Reply with every entry, repeated exactly as given.

Extracted material =
===

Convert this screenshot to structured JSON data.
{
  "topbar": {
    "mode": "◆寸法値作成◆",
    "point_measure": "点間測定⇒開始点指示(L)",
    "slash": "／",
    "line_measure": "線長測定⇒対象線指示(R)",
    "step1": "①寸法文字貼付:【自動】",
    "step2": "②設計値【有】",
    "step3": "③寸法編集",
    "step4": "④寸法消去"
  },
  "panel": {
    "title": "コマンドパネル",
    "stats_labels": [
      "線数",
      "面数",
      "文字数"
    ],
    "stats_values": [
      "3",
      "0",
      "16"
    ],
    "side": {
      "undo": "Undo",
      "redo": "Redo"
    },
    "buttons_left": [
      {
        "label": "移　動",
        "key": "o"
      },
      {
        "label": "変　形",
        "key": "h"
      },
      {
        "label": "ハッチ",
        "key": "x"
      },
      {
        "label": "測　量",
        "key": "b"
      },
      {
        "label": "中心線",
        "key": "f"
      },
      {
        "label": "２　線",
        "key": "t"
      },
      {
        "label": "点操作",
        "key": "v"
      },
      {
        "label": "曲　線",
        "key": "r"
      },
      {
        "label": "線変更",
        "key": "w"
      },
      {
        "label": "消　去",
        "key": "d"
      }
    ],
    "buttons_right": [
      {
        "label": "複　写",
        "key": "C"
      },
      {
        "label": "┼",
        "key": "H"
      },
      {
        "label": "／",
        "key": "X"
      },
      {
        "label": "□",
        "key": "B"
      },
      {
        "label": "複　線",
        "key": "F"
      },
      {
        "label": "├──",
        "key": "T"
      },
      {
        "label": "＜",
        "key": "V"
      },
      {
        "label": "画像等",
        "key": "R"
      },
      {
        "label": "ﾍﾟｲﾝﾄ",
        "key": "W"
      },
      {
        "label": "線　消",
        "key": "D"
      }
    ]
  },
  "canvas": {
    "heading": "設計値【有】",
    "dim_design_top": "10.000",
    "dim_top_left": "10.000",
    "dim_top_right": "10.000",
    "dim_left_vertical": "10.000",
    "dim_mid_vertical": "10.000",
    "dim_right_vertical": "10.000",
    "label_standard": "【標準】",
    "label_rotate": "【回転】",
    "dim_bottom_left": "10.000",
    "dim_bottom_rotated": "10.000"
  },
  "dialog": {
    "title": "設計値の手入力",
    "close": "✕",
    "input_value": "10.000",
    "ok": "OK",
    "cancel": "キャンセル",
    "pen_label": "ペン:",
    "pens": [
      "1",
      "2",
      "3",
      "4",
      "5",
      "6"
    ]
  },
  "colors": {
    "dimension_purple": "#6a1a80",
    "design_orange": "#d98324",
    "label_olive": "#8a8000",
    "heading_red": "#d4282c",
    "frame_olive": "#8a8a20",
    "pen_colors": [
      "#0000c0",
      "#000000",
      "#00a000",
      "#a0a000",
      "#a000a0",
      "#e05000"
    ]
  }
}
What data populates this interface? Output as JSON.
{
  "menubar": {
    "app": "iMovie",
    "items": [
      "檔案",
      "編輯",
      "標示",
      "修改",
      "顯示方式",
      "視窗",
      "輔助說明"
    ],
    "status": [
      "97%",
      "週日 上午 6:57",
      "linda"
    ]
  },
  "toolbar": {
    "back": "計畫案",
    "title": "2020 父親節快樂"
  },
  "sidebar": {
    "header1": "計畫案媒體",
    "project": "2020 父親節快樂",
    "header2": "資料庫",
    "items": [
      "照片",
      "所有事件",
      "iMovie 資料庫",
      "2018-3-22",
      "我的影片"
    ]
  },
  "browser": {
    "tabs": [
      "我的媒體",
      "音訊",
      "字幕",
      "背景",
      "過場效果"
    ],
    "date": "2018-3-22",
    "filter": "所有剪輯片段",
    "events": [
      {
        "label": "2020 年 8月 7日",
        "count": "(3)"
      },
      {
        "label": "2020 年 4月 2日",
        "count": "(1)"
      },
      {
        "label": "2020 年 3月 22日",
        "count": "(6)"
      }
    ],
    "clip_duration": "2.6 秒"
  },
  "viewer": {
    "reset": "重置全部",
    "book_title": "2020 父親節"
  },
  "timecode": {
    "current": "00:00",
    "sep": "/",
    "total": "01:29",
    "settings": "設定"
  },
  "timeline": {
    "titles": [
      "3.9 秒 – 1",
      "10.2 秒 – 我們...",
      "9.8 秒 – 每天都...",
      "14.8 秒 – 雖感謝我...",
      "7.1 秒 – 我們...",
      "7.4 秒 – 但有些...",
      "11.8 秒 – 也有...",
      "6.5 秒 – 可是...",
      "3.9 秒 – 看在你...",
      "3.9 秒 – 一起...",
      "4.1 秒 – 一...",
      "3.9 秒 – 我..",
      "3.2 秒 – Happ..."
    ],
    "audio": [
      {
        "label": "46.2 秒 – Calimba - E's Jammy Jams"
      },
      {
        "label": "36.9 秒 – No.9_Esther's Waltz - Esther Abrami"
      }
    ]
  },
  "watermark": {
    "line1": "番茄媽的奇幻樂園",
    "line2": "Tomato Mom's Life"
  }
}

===

The completed task =
Convert this screenshot to structured JSON data.
{
  "topbar": {
    "mode": "◆寸法値作成◆",
    "point_measure": "点間測定⇒開始点指示(L)",
    "slash": "／",
    "line_measure": "線長測定⇒対象線指示(R)",
    "step1": "①寸法文字貼付:【自動】",
    "step2": "②設計値【有】",
    "step3": "③寸法編集",
    "step4": "④寸法消去"
  },
  "panel": {
    "title": "コマンドパネル",
    "stats_labels": [
      "線数",
      "面数",
      "文字数"
    ],
    "stats_values": [
      "3",
      "0",
      "16"
    ],
    "side": {
      "undo": "Undo",
      "redo": "Redo"
    },
    "buttons_left": [
      {
        "label": "移　動",
        "key": "o"
      },
      {
        "label": "変　形",
        "key": "h"
      },
      {
        "label": "ハッチ",
        "key": "x"
      },
      {
        "label": "測　量",
        "key": "b"
      },
      {
        "label": "中心線",
        "key": "f"
      },
      {
        "label": "２　線",
        "key": "t"
      },
      {
        "label": "点操作",
        "key": "v"
      },
      {
        "label": "曲　線",
        "key": "r"
      },
      {
        "label": "線変更",
        "key": "w"
      },
      {
        "label": "消　去",
        "key": "d"
      }
    ],
    "buttons_right": [
      {
        "label": "複　写",
        "key": "C"
      },
      {
        "label": "┼",
        "key": "H"
      },
      {
        "label": "／",
        "key": "X"
      },
      {
        "label": "□",
        "key": "B"
      },
      {
        "label": "複　線",
        "key": "F"
      },
      {
        "label": "├──",
        "key": "T"
      },
      {
        "label": "＜",
        "key": "V"
      },
      {
        "label": "画像等",
        "key": "R"
      },
      {
        "label": "ﾍﾟｲﾝﾄ",
        "key": "W"
      },
      {
        "label": "線　消",
        "key": "D"
      }
    ]
  },
  "canvas": {
    "heading": "設計値【有】",
    "dim_design_top": "10.000",
    "dim_top_left": "10.000",
    "dim_top_right": "10.000",
    "dim_left_vertical": "10.000",
    "dim_mid_vertical": "10.000",
    "dim_right_vertical": "10.000",
    "label_standard": "【標準】",
    "label_rotate": "【回転】",
    "dim_bottom_left": "10.000",
    "dim_bottom_rotated": "10.000"
  },
  "dialog": {
    "title": "設計値の手入力",
    "close": "✕",
    "input_value": "10.000",
    "ok": "OK",
    "cancel": "キャンセル",
    "pen_label": "ペン:",
    "pens": [
      "1",
      "2",
      "3",
      "4",
      "5",
      "6"
    ]
  },
  "colors": {
    "dimension_purple": "#6a1a80",
    "design_orange": "#d98324",
    "label_olive": "#8a8000",
    "heading_red": "#d4282c",
    "frame_olive": "#8a8a20",
    "pen_colors": [
      "#0000c0",
      "#000000",
      "#00a000",
      "#a0a000",
      "#a000a0",
      "#e05000"
    ]
  }
}
What data populates this interface? Output as JSON.
{
  "menubar": {
    "app": "iMovie",
    "items": [
      "檔案",
      "編輯",
      "標示",
      "修改",
      "顯示方式",
      "視窗",
      "輔助說明"
    ],
    "status": [
      "97%",
      "週日 上午 6:57",
      "linda"
    ]
  },
  "toolbar": {
    "back": "計畫案",
    "title": "2020 父親節快樂"
  },
  "sidebar": {
    "header1": "計畫案媒體",
    "project": "2020 父親節快樂",
    "header2": "資料庫",
    "items": [
      "照片",
      "所有事件",
      "iMovie 資料庫",
      "2018-3-22",
      "我的影片"
    ]
  },
  "browser": {
    "tabs": [
      "我的媒體",
      "音訊",
      "字幕",
      "背景",
      "過場效果"
    ],
    "date": "2018-3-22",
    "filter": "所有剪輯片段",
    "events": [
      {
        "label": "2020 年 8月 7日",
        "count": "(3)"
      },
      {
        "label": "2020 年 4月 2日",
        "count": "(1)"
      },
      {
        "label": "2020 年 3月 22日",
        "count": "(6)"
      }
    ],
    "clip_duration": "2.6 秒"
  },
  "viewer": {
    "reset": "重置全部",
    "book_title": "2020 父親節"
  },
  "timecode": {
    "current": "00:00",
    "sep": "/",
    "total": "01:29",
    "settings": "設定"
  },
  "timeline": {
    "titles": [
      "3.9 秒 – 1",
      "10.2 秒 – 我們...",
      "9.8 秒 – 每天都...",
      "14.8 秒 – 雖感謝我...",
      "7.1 秒 – 我們...",
      "7.4 秒 – 但有些...",
      "11.8 秒 – 也有...",
      "6.5 秒 – 可是...",
      "3.9 秒 – 看在你...",
      "3.9 秒 – 一起...",
      "4.1 秒 – 一...",
      "3.9 秒 – 我..",
      "3.2 秒 – Happ..."
    ],
    "audio": [
      {
        "label": "46.2 秒 – Calimba - E's Jammy Jams"
      },
      {
        "label": "36.9 秒 – No.9_Esther's Waltz - Esther Abrami"
      }
    ]
  },
  "watermark": {
    "line1": "番茄媽的奇幻樂園",
    "line2": "Tomato Mom's Life"
  }
}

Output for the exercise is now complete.